A recent NY Times article on music mentioned that Justice Ruth Bader Ginsburg is an enthusiastic, life-long fan of opera. I found out how to send her a signed copy of my book with a little letter, although was not sure she’d even get it.
However, yesterday I received a personal note, on Supreme Court stationary.
She replied: “Today’s mail brought a special surprise, your novel “Aloha, Mozart.”
When I can lift my eyes from the piled briefs, I look forward to a reading
treat. With appreciation for thinking of me.
Mahalo, (thanks in Hawaiian),
(signed) Ruth Bader Ginsburg”
Made my day!
What does a classical singer also do? Here I’m dressed up in traditional style to welcome visitors to the restored native forest. Ancient people had to chant for permission to enter, granted by an overseer. I play both parts, call and response, but you’ll have to imagine me as a 6’4″ Hawaiian. Work on my next novel proceeds daily, best job in the world early in the morning. And best wishes to all at Thanksgiving.
Every morning I work on my new novel, then several times a week I’m out at the beautiful Na Pohaku forest restoration project. After almost 2o years of volunteer work it’s finally beginning to look like something more than a sacred site that in the past was turned into a dump for cars and appliances. Now the Department of Land and Natural Resources is making a series of videos on our progress. At the start of this one I’m teaching a traditional chant to women from the prison, who come out twice a month for trail maintenance and do a wonderful job.
The world’s leading tenor, a superb actor, and a striking example of, ahem, manhood. My publisher sent him a copy of “Aloha, Mozart” and got a thank you that was passed on to me! It’s an admittedly small connection but still a thrill. If you don’t know who Kaufmann is, look him up on the internet, listen to THAT VOICE, and gaze on the most wonderfully intelligent Heldentenor to come along in decades.
Books take directions of their own once they’re launched out into the world.
I’ve submitted my next novel for publication but “Aloha, Mozart” continues to move along in the background a year and a half later.
Word gets around in unexpected ways.
This week two Honolulu book groups asked for copies and discussion sessions in the fall, joining a third group of readers out in Aiea scheduled for the same. More surprising, a University of Miami music professor, on vacation, met me to discuss using “Aloha, Mozart” with his students, all part of a connection with a stranger from 5000+ miles away, made because of a novel. Nice.
Na Pohaku O Hauwahine
The Boulders of Hauwahine
Native Lowland Ecosystem Restoration
At present Iʻm working hard on the final edit of novel #2 (still unsure about the title). When I get out of the writerʻs cave I go straight to Kawainui Marsh to work on saving native plants covered over by mats of winter weed growth–very strenuous but the plants appreciate seeing the sun again.

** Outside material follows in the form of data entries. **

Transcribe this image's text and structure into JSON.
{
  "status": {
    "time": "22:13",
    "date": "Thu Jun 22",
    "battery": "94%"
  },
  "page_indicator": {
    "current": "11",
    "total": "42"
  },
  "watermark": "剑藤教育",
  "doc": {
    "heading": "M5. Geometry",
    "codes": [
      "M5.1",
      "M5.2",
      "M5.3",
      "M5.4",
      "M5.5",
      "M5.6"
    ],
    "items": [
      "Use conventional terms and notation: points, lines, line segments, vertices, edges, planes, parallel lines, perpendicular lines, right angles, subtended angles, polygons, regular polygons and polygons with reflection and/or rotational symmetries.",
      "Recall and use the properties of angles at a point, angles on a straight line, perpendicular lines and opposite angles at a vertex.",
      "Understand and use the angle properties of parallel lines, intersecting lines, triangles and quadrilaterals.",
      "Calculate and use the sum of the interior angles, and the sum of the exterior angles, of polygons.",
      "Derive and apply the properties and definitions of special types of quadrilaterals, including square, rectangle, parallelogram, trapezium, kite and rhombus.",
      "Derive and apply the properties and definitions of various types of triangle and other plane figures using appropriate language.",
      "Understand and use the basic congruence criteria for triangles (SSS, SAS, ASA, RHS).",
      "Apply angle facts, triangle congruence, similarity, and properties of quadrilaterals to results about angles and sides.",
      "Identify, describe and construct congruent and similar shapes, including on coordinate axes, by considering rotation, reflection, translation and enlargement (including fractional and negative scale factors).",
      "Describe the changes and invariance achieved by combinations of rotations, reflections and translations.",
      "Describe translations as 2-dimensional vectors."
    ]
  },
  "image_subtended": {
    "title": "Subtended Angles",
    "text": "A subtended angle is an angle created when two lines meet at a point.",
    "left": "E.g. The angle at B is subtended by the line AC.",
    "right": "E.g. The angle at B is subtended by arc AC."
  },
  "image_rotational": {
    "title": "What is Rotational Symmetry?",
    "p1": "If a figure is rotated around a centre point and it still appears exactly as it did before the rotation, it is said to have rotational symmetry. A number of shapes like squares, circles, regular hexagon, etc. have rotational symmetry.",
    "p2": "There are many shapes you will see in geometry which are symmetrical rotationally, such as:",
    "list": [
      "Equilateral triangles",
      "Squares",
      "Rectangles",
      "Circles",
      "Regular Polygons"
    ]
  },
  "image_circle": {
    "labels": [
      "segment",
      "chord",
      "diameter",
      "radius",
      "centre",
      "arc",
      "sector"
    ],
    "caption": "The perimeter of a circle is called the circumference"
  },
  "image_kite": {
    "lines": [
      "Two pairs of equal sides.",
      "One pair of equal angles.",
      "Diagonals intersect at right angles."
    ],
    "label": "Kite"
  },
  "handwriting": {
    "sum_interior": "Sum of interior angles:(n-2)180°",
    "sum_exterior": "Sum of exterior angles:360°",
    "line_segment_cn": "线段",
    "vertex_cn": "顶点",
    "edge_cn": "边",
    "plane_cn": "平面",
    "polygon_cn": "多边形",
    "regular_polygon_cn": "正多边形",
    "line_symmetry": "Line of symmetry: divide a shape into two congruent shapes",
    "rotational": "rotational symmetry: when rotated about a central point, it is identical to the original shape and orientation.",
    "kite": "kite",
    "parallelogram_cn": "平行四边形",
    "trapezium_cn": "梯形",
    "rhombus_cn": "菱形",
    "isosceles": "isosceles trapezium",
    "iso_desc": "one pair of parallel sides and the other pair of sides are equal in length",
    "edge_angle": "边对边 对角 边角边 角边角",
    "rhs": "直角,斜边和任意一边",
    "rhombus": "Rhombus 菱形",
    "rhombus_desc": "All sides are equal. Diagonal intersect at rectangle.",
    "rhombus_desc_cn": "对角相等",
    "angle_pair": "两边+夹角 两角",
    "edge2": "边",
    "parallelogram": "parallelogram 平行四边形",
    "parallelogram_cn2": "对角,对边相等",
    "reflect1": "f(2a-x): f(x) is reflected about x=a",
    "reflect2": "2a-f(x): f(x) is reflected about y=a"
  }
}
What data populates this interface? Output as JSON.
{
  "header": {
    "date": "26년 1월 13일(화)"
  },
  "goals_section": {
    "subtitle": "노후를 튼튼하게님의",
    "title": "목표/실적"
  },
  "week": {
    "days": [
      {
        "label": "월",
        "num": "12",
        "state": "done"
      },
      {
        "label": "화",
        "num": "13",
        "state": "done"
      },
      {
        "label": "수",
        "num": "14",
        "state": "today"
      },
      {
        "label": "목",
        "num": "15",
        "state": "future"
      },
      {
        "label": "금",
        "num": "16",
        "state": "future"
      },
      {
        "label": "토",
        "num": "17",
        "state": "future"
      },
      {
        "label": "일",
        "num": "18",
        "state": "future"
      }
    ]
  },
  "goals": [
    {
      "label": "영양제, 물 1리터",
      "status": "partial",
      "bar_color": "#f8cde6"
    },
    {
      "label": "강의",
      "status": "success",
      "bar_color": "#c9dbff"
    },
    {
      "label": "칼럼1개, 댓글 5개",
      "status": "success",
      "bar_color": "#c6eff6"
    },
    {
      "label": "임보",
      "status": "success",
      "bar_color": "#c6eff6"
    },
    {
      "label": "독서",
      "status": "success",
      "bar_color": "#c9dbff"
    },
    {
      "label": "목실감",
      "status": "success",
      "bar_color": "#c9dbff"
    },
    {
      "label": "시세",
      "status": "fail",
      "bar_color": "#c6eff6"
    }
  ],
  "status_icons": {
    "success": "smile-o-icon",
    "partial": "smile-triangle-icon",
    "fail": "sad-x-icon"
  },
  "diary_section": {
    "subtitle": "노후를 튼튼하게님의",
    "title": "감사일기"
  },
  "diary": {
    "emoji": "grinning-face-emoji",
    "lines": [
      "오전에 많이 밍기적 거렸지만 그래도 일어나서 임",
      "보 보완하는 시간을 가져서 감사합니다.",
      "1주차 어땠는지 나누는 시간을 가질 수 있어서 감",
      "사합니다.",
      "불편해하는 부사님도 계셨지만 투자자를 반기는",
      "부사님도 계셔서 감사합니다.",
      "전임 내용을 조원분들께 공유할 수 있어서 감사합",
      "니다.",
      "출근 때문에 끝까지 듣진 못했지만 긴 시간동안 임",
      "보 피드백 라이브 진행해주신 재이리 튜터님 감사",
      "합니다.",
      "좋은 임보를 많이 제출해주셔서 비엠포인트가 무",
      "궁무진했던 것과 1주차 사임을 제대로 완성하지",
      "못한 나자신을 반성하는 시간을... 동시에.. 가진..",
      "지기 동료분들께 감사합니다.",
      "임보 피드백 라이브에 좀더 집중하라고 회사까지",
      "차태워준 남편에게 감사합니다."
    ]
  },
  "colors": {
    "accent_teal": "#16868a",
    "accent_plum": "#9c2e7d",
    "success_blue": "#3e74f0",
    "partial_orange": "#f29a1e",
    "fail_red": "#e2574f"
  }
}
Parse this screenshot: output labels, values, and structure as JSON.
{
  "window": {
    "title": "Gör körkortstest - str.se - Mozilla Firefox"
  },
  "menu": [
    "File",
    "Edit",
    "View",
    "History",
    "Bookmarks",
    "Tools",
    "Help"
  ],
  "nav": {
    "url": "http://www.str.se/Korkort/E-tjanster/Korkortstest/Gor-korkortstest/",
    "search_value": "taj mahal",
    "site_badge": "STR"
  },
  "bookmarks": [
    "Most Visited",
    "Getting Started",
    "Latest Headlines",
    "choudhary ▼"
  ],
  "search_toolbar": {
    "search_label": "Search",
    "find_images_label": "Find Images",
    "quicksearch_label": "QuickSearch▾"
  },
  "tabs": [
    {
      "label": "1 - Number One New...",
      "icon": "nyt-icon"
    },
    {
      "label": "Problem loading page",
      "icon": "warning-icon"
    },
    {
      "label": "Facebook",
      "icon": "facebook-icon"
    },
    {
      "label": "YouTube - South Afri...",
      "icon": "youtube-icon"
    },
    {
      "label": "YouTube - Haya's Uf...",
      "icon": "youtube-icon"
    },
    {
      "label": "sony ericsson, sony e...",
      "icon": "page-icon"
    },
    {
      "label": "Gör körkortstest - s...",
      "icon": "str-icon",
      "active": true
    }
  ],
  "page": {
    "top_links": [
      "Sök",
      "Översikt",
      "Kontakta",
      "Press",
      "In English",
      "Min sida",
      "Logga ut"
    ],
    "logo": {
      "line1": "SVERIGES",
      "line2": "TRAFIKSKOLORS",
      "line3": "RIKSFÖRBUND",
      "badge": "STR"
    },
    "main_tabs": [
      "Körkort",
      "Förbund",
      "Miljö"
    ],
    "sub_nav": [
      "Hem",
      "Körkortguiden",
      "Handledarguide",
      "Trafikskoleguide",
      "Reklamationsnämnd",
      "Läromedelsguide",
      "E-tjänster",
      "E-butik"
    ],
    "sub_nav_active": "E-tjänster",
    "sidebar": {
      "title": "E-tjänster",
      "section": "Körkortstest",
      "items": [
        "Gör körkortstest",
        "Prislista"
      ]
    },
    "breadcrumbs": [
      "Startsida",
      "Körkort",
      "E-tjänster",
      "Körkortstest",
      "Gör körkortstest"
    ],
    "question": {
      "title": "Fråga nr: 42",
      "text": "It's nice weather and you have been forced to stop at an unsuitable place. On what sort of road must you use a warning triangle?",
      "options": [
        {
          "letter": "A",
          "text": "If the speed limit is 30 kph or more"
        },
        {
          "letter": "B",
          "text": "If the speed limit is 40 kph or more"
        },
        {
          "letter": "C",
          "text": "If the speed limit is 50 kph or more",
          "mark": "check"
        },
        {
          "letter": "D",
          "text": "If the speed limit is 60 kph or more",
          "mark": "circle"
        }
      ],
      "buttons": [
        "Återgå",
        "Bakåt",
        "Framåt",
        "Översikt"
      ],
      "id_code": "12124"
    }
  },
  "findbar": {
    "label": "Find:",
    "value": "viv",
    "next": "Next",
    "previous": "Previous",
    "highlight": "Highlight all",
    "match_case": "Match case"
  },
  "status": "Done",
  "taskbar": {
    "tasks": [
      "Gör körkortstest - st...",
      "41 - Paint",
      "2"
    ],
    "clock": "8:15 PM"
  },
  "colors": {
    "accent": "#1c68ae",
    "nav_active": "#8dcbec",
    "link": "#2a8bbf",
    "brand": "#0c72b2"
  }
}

Tune in tonight at 6 p.m: Hawaii Public Radio, 89.3 FM, to hear an interview with Waimea Williams on “New Letters on the Air.” This show broadcast nationally has been devoted to writers on radio since 1976. New Letters also publishes a highly regarded literary journal for fiction, poetry and essays, and specializes in introducing new work, new authors, and attracting new readers.
During the year few fiction writers have the honor of reading in this large, elegant building next to ‘Iolani Palace. It was a lovely event that started with a friend’s gift of a lei po’o (head lei) she made early in the morning using flowers from her garden. Following a series of short excerpts from the novel, the combination of Hawaii and Salzburg provoked a number of amazed questions and remarks.
See you on March 22 at 11:45
If you’re downtown on Saturday morning, March 22, a little before noon, please stop by and I’d love to welcome you. I’m very grateful for the support of many friends, and honored to be reading at Hawaii’s largest library, now 101 years old.